| Problem requirements |
Whenever the word "Custom" appears in a line of the data below, copy that line.

| Supplied records |
▶
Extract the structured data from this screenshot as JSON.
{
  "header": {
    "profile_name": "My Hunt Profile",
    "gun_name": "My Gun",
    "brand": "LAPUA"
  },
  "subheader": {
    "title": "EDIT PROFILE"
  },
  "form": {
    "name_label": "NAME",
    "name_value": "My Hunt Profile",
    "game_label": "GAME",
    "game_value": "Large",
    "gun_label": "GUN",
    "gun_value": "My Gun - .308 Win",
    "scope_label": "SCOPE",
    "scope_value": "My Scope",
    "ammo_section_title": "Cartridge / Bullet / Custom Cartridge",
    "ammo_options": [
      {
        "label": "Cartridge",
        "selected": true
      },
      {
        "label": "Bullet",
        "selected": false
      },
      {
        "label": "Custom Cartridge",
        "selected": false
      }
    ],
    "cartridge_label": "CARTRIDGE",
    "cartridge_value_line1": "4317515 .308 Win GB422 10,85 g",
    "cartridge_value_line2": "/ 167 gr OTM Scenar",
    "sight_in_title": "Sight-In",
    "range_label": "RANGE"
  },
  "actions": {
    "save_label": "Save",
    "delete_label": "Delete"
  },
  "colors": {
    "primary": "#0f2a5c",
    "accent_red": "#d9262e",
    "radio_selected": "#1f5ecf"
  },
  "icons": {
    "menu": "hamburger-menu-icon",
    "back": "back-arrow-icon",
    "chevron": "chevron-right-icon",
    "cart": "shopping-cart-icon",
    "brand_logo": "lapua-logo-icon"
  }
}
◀
| Exercise result |
    "ammo_section_title": "Cartridge / Bullet / Custom Cartridge",
        "label": "Custom Cartridge",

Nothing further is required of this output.